In one positive sign our arguments had the intended outcome, Lord Horam (conservative) who has been vocally supportive of the Nationality and Borders Bill agreed on the logic of a resettlement target. He claimed that it would offer “sensible planning, frankly, and this could be a way forward” and “would give everyone, including local authorities, some confidence and certainty about what they are expected to do”.

The Bishop of Durham added his support stressing that the 10,000 target figure was “not a number plucked out of thin air but from looking at our fair share across the globe” and was backed “by huge numbers of refugee organisations.”

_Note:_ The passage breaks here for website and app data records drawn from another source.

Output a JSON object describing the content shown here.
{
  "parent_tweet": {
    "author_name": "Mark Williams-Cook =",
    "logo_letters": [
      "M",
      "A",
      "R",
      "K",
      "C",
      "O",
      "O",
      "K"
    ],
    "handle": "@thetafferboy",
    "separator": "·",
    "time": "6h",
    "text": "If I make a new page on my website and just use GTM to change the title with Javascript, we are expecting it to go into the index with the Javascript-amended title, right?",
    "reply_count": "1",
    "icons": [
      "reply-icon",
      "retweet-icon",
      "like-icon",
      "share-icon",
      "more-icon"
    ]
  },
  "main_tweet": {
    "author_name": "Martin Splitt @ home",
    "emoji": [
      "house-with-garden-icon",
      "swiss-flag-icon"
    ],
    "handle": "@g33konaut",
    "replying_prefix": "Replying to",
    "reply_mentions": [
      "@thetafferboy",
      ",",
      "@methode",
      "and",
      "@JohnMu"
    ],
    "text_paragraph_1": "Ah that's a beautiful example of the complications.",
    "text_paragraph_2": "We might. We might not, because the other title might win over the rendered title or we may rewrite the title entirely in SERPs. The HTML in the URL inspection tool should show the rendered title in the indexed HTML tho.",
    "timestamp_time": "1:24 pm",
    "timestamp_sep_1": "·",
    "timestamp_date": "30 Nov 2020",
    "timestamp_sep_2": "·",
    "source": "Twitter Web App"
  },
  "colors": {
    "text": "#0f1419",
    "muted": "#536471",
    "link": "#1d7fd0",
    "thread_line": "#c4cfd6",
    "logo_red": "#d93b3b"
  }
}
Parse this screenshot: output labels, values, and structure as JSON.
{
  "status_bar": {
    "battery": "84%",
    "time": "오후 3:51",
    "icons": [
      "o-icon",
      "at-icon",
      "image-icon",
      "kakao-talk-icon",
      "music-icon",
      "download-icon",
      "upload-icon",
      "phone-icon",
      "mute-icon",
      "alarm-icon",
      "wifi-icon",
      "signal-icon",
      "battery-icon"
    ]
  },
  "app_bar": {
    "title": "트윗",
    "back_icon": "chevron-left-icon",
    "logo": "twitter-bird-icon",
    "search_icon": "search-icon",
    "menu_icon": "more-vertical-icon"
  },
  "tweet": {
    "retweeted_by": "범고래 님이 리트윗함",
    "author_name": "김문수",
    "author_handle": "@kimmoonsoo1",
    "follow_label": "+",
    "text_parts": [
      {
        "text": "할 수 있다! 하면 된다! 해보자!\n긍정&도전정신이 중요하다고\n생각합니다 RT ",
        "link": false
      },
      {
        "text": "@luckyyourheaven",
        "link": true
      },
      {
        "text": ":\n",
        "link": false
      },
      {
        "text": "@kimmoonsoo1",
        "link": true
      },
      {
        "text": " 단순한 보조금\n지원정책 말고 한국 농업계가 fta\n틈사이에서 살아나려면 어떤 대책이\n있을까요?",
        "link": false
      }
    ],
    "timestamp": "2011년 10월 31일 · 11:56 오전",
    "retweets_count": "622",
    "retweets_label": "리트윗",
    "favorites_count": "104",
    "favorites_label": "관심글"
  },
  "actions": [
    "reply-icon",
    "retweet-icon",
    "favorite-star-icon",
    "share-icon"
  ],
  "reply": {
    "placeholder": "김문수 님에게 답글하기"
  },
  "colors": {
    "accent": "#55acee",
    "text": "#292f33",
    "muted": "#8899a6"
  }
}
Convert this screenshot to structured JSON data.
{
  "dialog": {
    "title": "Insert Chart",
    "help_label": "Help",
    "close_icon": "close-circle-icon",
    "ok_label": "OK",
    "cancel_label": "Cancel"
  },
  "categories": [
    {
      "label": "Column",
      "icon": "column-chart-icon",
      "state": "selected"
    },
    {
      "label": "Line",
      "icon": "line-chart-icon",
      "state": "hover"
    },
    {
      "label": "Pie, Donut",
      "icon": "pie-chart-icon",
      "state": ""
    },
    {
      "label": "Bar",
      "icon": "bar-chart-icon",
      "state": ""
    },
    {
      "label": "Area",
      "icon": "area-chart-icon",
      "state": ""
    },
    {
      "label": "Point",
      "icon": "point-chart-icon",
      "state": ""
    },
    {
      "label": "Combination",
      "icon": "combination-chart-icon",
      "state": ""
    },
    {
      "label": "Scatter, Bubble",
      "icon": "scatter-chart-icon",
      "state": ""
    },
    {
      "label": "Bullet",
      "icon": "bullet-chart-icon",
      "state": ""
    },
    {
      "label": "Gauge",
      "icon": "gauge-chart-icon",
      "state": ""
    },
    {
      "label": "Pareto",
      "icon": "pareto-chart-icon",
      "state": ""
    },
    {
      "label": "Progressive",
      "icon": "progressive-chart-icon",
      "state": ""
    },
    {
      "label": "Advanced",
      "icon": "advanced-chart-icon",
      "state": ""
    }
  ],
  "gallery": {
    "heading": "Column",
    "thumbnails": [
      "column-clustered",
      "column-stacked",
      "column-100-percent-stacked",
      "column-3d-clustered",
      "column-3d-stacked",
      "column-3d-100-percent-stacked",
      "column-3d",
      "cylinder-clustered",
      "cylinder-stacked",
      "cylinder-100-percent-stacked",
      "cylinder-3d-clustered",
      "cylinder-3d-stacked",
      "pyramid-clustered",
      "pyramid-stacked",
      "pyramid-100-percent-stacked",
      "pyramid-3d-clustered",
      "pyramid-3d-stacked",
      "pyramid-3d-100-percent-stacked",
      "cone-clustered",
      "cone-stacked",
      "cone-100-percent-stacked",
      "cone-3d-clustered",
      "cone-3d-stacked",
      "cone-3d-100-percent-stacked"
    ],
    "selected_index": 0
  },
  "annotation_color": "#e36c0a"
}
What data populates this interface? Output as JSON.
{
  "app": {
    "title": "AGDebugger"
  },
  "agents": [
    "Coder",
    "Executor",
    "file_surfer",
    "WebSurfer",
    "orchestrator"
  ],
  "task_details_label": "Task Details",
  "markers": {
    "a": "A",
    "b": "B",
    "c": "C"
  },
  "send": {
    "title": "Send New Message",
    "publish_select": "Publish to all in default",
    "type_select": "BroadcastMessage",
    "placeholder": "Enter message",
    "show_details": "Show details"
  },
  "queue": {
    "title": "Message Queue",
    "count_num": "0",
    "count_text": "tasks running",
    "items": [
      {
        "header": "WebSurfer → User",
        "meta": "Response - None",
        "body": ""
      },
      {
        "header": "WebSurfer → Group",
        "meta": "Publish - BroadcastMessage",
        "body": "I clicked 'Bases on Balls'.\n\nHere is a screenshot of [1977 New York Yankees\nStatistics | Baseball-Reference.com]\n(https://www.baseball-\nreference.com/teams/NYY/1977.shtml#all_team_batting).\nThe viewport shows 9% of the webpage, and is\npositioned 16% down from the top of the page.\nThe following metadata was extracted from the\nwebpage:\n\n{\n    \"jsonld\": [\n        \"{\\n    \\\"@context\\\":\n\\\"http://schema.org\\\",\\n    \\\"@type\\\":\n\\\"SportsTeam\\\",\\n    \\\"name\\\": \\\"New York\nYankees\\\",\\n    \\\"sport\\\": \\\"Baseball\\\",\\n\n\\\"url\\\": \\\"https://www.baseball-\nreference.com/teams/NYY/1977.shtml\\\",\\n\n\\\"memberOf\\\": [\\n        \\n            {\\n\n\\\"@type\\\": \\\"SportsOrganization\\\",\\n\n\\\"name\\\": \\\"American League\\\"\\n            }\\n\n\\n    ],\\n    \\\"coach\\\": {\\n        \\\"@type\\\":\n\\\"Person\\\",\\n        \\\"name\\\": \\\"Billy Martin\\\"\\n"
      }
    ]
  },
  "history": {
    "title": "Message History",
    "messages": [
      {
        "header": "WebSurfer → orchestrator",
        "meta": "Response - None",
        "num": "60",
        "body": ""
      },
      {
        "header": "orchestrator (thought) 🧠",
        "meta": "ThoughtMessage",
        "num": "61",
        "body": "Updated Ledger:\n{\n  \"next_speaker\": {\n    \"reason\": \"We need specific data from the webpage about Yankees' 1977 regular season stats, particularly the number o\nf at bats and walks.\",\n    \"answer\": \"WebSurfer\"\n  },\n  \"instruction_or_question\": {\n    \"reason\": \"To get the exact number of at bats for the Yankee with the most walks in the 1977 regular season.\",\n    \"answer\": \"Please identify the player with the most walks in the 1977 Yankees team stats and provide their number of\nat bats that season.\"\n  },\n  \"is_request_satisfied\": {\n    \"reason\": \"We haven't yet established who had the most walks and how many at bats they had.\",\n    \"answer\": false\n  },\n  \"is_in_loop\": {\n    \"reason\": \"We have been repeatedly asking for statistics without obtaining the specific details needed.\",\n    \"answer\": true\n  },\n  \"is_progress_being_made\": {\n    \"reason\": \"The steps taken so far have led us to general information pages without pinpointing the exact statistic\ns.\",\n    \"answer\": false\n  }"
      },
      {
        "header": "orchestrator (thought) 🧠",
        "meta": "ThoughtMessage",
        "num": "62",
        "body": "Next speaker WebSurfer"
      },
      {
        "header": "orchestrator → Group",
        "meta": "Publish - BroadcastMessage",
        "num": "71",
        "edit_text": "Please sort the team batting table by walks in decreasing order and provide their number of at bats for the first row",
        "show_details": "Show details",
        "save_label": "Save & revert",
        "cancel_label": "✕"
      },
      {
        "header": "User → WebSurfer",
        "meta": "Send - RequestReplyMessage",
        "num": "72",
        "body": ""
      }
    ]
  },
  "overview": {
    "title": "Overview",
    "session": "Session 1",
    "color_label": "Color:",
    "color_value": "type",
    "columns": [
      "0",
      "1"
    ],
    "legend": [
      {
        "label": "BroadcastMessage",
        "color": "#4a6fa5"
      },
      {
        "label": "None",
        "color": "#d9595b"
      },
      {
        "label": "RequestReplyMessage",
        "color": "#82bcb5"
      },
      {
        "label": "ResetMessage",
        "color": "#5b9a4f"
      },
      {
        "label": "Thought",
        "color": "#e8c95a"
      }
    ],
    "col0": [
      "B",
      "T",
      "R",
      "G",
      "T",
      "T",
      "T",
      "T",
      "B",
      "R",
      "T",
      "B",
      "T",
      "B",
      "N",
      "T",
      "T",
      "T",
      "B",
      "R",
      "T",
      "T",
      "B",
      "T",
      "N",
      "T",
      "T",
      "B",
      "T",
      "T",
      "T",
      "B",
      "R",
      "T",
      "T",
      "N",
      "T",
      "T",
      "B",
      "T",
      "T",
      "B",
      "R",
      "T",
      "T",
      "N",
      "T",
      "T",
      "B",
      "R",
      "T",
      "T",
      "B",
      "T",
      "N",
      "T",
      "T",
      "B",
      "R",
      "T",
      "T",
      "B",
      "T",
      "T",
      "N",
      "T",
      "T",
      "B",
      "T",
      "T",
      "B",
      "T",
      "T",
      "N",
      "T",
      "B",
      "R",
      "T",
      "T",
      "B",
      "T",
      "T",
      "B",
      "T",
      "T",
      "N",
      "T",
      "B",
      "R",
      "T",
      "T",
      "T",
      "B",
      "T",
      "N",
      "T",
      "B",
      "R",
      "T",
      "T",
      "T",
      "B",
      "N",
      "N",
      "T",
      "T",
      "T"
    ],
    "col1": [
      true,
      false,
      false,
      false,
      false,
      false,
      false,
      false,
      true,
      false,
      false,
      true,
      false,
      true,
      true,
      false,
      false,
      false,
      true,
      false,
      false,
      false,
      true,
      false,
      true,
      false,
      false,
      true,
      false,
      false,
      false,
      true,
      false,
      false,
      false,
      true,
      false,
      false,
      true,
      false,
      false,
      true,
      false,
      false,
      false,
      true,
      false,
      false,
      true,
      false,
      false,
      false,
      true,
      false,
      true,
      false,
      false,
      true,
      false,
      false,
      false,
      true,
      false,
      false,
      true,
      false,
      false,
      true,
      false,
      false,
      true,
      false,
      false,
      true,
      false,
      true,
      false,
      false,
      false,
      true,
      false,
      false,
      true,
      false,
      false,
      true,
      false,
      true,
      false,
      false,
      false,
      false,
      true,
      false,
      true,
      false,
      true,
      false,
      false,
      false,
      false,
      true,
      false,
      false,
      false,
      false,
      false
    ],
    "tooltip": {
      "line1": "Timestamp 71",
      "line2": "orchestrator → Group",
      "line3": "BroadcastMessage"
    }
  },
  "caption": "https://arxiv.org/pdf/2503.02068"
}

Baroness Stroud (conservative) as our other signatory present covered the remaining parts of our briefing not already mentioned by Lord Kirkhope. She fired a veiled warning shot by saying “the Minister will observe that the four named supporters of this amendment sit on the Conservative Benches. This is not because other Members of this House were not supportive, but because the strength of support on the Conservative Benches meant that we got there first.” Lord Dubs drove home the signal we wanted to send by saying “amendment 116, in the name of four Conversative Members of the Committee, is much more radical than anything produced by the Crossbenchers, the Liberal Democrats, the Greens, the Labour Party or the Bishops’ Bench. It is amazing and I wonder what is happening to the Conservative Party here. I welcome Amendment 116.”

Those two remarks may have helped push the Labour frontbench into a slightly more promising position to commit to a firm target number with Lord Rosser (labour) outlining Labour’s own amendment on “For now, does not include a target, unlike Amendment 116”. Those comments seem to suggest the door is ajar for Labour to potentially back the amendment in full when it comes to vote.

If you are so inclined, you can read the full transcript of the proceedings starting at 9.15pm on Tuesday, 8 February 2022.

Tom Nguyen, Parliamentary Lead, Together With Refugees – 9 February 2022